Review of China Chilcano
PHOTO: Nobu Usuzukuri at China Chilcano (c) Sery Kim
With 21 restaurants, as well as a highly documented bromance with the gloriously blunt Anthony Bourdain, celebrity chef/restauranteur Jose Andres has imprinted the cultish food scene with singularity. Crowds, profits, cocktails, food, Andres' effortless ability to conjur up innventive culinary experiences leaves guests with the lingering question of "Why didn't I think of that?"
Into this bemusing befuddlement is China Chilcano, a Japanese/Chinese meets Peruvian cacophony of senses, recently opened by Jose Andres.

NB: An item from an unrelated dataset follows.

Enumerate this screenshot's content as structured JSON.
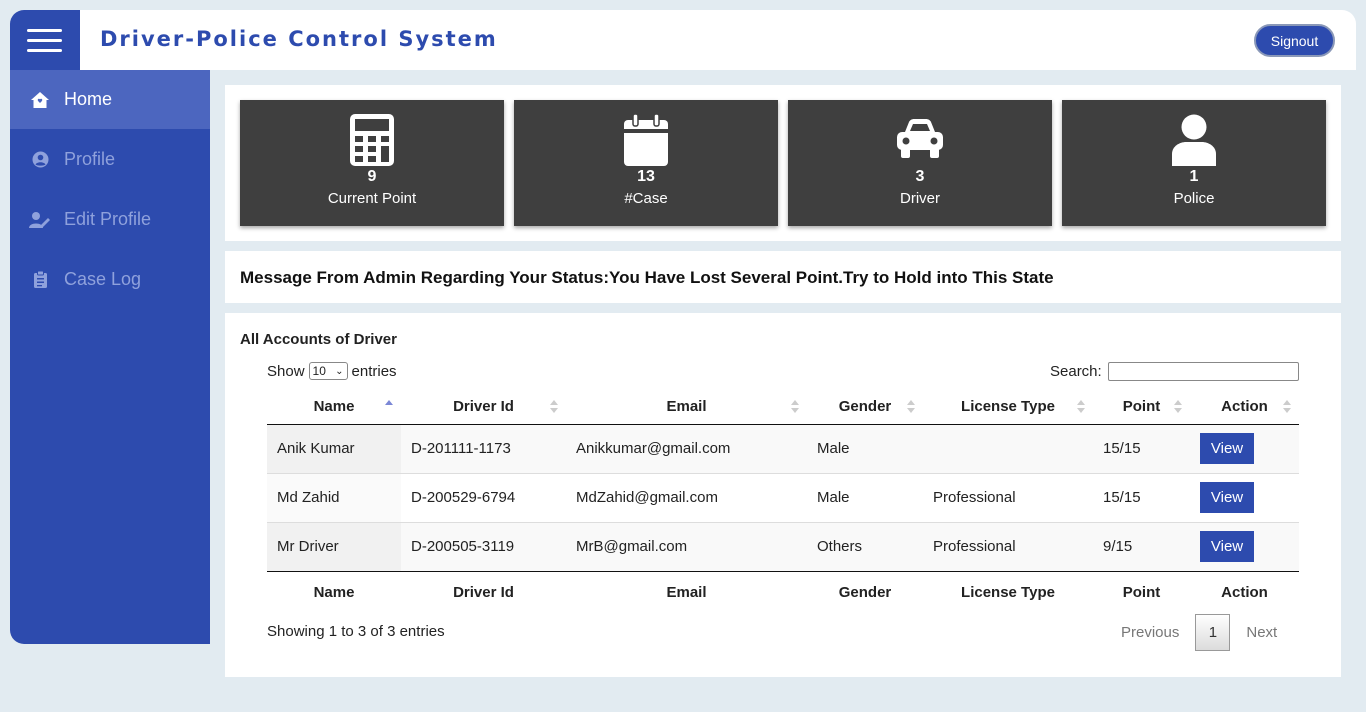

Located in the ill-named Chinatown -- oddly barren of any real Chinese artifacts -- the Mayor of D.C. might as well rename this grid as "Andres-ville" since China Chilcano marks the fourth Andres' restaurant within a two block grid.
China Chilcano, unlike the more subtle nuisances of Oyamel, Jaleo and Zatinya (Andres other restaurants in Chinatown), leaves no tastebud untouched. If their dishes were a child's kaleidoscope, then China Chilcano's menu was a kaleidoscope on an Anthony Bourdain acid trip.
PHOTO: Pisco Sour and Cholotini at China Chilcano (c) Sery Kim
Truly, their dishes are an Americanized, super-sized version of Japanese/Chinese/Peruvian food, where every dish is heavily flavored and seasoned like a teenager trying on makeup for the first time. Hardly any dish was carefully crafted and seasoned, instead exhuberant and bold, almost too eager by half.
For instance the dim sum, especially the Dorado -- a golden egg, shrimp, pork, jicama, and peanut -- had too much pork thus overpowering the more interesting elements of this dim sum. A more judicious balance between meat and vegetables would have allowed the airy strength of this Chinese dish to shine. The more desirable dim sum dish was the Sanguche de Chancho Nipon which, despite having incorporated two fried elements of pork belly and lotus steam bun, felt very light.
PHOTO: Sanguche de Chancho Nipon at China Chilcano (c) Sery Kim
As far as the sushi was concerned, despite Andres being inspired in this section of the China Chilcano menu by Nobu-san (the flawless chef of the epoynomous restaurant NOBU), the China Chilcano sushi was too pungent and, again, in a recoccuring theme, too many flavors contrasted the rhythm of the food rather than allowing the subtle beauty of the sushi breathe.
Expect these powerful flavors even in the vegetable dishes such as Pulpo al Olive Rosita Yimura. The octopus zinged with a zestiness better suited for a pickle and could have used the joyous balance in the Nobu Usuzukuri, a ceviche of flounder inspired by Chef NOBU, one of the more well-balanced dishes at China Chilcano.
PHOTO: Pulpo al Olive Rosita Yimura at China Chilcano (c) Sery Kim
Perhaps Andres lack of confidence in the Asian side of the menu created a overpowering flavor correction, however, the Peruvian dishes were confident and sublime. Clearly his familiarity and experise was better displayed in these sections of the menu especially in the fun Yuquitas Rellenas, a sweetly unexpected yuca fritter in a dumpling-esque presentation. Deliciously delightful.
But the best dish of the night was the Aeropuerto. Fried rice was blended with 20 different vegetables in a dancing medley with egg noodles, crisp sweet potatoes and soy sprouts. This was phenomenally interesting to eat, with just the right blend of flavors.
PHOTO: Aeropuerto at China Chilcano (c) Sery Kim
Of course, don't forget to order a Pisco Sour to accompany the dishes. This flavorful cocktail arouses a unique blend of sweet-and-sour, and the fusion of these diametric elements will make anyone want to order multiple rounds.
PHOTO: Zhen Fe at China Chilcano (c) Sery Kim